As a transfer to Rice and a junior at the university, I had to take this course as a new matriculant. However, I came into the class as a non-cis person of color with a history of student organization and community building surrounding the centering of colonized and exploited identities. This gave me a unique vantage point with regard to observing the way the course was taught and responded to. Rice’s “Dialogues on Diversity” doesn’t address the problem at hand: historically white institutions of higher education fundamentally disenfranchise colonized and exploited peoples through the continual perpetuation of white, colonial, casteist, capitalist violence.


OPINION 1/11/22 10:00pm

We can change our culture around eating

Recently, the Student Association introduced a resolution to structurally address disordered eating at Rice. Although the resolution contains tangible ways to mitigate this issue, we also believe that an important factor to consider is the culture on campus around eating disorders and food in general.

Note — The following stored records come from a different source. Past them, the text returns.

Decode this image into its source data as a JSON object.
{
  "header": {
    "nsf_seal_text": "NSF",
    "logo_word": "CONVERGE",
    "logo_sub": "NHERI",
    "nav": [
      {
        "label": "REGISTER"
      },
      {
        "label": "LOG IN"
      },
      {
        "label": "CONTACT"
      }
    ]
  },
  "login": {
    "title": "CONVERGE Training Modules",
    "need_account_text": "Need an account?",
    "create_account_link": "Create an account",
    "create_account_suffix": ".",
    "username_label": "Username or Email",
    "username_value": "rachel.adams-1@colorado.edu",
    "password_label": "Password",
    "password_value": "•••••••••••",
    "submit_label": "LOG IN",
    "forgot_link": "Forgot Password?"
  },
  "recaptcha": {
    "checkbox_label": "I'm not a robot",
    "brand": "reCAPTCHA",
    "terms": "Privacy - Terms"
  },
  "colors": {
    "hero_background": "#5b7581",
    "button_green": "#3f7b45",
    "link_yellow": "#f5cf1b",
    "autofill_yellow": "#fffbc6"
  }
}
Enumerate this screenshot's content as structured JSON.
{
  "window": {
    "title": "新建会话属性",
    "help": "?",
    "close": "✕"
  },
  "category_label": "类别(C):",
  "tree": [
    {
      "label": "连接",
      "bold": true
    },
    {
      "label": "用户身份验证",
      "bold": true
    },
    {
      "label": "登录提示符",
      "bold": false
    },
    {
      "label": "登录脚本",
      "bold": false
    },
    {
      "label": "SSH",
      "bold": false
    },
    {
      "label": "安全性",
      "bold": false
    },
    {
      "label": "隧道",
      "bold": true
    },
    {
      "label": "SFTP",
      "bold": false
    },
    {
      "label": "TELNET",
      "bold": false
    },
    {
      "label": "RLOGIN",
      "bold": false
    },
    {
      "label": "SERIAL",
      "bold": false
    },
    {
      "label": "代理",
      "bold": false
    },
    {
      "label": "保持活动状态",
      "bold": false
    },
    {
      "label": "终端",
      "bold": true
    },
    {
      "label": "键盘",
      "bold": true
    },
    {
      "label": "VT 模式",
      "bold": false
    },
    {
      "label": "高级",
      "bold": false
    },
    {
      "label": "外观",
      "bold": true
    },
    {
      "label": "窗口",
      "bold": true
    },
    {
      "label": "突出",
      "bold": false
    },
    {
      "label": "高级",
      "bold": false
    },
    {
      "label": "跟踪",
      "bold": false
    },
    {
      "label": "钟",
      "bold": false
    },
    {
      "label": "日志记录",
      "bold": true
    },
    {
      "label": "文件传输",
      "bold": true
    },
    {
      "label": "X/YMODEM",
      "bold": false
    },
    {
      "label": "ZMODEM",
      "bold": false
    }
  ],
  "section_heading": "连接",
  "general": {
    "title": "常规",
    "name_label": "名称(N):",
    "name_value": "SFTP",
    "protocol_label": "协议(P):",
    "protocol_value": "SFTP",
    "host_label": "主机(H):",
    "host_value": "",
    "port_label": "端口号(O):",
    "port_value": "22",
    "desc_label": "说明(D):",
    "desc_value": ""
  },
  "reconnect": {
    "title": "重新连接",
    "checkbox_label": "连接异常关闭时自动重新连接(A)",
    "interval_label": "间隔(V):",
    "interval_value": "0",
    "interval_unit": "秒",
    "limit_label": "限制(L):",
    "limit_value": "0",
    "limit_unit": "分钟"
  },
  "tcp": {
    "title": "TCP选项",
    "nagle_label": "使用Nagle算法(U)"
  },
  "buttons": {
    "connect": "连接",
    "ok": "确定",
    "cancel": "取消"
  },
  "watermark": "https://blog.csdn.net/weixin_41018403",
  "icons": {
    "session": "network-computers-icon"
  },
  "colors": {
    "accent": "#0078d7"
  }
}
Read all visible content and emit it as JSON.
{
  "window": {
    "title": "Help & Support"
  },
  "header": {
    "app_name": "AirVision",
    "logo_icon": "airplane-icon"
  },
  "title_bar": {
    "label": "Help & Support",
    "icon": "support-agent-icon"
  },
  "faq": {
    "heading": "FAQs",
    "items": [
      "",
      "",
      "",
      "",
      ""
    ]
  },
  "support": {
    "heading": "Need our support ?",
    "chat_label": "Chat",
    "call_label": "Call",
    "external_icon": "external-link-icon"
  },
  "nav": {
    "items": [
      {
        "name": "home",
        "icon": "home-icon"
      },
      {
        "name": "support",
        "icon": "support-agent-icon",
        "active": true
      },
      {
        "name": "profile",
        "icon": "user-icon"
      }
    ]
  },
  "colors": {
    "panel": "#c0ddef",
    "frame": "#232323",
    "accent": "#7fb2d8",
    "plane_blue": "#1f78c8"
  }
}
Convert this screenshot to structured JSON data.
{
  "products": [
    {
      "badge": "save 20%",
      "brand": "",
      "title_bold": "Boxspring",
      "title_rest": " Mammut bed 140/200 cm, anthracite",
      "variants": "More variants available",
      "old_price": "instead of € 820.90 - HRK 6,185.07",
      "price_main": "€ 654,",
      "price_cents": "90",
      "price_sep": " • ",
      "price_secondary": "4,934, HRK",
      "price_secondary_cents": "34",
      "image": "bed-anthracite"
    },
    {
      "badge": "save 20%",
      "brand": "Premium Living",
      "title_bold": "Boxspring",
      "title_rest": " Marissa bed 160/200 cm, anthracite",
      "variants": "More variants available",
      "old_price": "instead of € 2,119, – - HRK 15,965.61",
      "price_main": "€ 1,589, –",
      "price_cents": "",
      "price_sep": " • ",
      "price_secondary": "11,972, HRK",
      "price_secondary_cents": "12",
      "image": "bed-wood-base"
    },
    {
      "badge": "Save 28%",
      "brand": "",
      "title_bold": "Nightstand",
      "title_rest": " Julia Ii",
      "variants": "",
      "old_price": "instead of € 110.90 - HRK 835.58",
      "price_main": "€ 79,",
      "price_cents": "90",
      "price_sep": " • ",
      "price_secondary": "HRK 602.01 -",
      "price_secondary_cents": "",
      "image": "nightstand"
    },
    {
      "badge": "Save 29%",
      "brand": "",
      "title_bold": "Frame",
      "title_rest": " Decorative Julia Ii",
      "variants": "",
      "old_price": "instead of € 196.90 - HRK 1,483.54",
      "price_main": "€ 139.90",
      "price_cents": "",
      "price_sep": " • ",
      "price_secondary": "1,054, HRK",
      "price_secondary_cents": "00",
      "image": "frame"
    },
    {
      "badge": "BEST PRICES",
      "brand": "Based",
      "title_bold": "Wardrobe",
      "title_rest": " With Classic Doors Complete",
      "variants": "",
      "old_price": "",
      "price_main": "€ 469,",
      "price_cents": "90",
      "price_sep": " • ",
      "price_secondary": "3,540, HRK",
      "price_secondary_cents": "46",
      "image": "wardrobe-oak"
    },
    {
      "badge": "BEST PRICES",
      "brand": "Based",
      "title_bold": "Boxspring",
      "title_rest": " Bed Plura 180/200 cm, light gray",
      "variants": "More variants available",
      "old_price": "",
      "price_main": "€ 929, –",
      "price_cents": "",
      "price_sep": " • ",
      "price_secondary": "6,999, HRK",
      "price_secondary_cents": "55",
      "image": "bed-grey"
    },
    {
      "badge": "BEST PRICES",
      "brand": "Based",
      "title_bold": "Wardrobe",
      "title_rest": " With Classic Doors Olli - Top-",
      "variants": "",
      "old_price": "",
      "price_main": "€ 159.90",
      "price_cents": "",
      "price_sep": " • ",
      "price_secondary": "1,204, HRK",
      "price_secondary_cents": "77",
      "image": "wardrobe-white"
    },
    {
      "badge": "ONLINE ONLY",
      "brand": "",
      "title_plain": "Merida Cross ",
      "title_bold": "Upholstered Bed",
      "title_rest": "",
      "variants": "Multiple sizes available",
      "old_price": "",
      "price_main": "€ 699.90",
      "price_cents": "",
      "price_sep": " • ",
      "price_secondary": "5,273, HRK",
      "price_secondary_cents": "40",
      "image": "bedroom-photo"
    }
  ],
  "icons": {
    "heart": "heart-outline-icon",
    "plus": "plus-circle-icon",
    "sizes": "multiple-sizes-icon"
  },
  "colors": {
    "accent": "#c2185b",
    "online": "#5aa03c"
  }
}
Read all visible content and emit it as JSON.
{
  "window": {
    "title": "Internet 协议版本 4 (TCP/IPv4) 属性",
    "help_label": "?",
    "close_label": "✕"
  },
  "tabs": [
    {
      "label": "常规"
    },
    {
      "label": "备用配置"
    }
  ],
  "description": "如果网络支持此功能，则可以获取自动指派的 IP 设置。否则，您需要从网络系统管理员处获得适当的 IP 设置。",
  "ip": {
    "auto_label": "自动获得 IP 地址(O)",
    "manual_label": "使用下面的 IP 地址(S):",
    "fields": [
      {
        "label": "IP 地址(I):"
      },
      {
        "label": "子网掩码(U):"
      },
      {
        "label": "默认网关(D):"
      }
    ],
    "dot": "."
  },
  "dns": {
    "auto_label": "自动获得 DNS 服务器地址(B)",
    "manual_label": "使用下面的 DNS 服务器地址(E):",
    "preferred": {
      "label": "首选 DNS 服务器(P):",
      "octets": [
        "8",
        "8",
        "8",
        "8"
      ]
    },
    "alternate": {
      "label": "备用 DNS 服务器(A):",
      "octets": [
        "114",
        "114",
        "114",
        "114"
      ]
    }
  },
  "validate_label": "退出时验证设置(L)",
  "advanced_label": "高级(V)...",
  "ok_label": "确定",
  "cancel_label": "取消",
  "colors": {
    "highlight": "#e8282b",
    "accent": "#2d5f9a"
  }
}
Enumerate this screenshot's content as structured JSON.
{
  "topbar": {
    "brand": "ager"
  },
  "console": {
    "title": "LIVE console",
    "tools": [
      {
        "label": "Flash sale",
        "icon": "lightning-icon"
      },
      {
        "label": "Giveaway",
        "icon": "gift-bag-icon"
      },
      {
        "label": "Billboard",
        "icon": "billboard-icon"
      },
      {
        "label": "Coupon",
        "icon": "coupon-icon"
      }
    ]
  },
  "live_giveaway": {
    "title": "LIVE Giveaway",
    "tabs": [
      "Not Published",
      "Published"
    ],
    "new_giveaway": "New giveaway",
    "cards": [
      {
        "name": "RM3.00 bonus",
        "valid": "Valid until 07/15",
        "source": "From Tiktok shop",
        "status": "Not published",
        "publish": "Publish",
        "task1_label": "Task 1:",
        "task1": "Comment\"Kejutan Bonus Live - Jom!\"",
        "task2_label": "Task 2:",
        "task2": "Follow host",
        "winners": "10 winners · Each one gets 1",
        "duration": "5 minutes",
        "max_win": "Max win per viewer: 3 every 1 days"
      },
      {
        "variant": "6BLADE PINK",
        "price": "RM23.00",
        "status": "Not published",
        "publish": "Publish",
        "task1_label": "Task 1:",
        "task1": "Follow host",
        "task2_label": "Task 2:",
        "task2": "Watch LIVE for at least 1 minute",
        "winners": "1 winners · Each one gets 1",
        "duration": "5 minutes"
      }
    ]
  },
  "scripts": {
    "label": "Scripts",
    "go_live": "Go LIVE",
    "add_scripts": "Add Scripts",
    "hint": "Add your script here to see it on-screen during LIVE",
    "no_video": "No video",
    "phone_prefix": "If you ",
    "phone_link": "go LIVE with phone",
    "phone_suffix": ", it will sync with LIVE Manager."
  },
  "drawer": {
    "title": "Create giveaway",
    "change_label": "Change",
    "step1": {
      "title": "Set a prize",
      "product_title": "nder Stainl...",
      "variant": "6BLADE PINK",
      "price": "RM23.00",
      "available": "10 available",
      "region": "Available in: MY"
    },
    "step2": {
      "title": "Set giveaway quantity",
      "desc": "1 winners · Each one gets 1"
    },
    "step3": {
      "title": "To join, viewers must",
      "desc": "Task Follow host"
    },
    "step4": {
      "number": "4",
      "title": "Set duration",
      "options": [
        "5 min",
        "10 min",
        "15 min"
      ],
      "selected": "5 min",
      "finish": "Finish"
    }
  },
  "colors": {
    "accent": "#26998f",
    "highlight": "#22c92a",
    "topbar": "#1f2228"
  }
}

Though this culture is not unique to Rice, we have the power to challenge it by being more conscious of how our language surrounding food affects others.



OPINION 11/30/21 11:21pm

It’s past time to bring Chick-fil-A back to The Hoot

For those of you who are seniors, you’ll remember a campus controversy that broke out in April 2019 when The Hoot announced its decision to stop serving Chick-fil-A amid criticism of its donations to three organizations — the Salvation Army, the Paul Anderson Youth Home and the Fellowship of Christian Athletes — that have taken anti-LGBTQ+ stances. When the policy took effect the following fall, I spoke out against the decision in this paper, arguing the secondary boycott was nothing more than token enforcement of an unworkable standard. I still believe that we shouldn’t take into account political considerations when we eat. But The Hoot didn’t budge, and the controversy quickly faded away. I have close friends on both sides of the issue, so I didn’t push the matter any further.


OPINION 11/30/21 11:19pm

We need proactive academic policies

We’re nearing the end of another semester in the COVID-19 pandemic, filled with policy changes requiring flexibility from administration, faculty and students alike. We appreciate the administration’s responsiveness to the evolving pandemic, but the continuous changes are not without consequences. This semester has been hard on many students’ mental health due to insufficient academic accommodations on top of pandemic-related stress. While we understand the necessity in being flexible with COVID policies due to the ever-changing nature of the pandemic, administration and professors should recognize the impact this has on students and their mental health, and be proactive in accounting for this.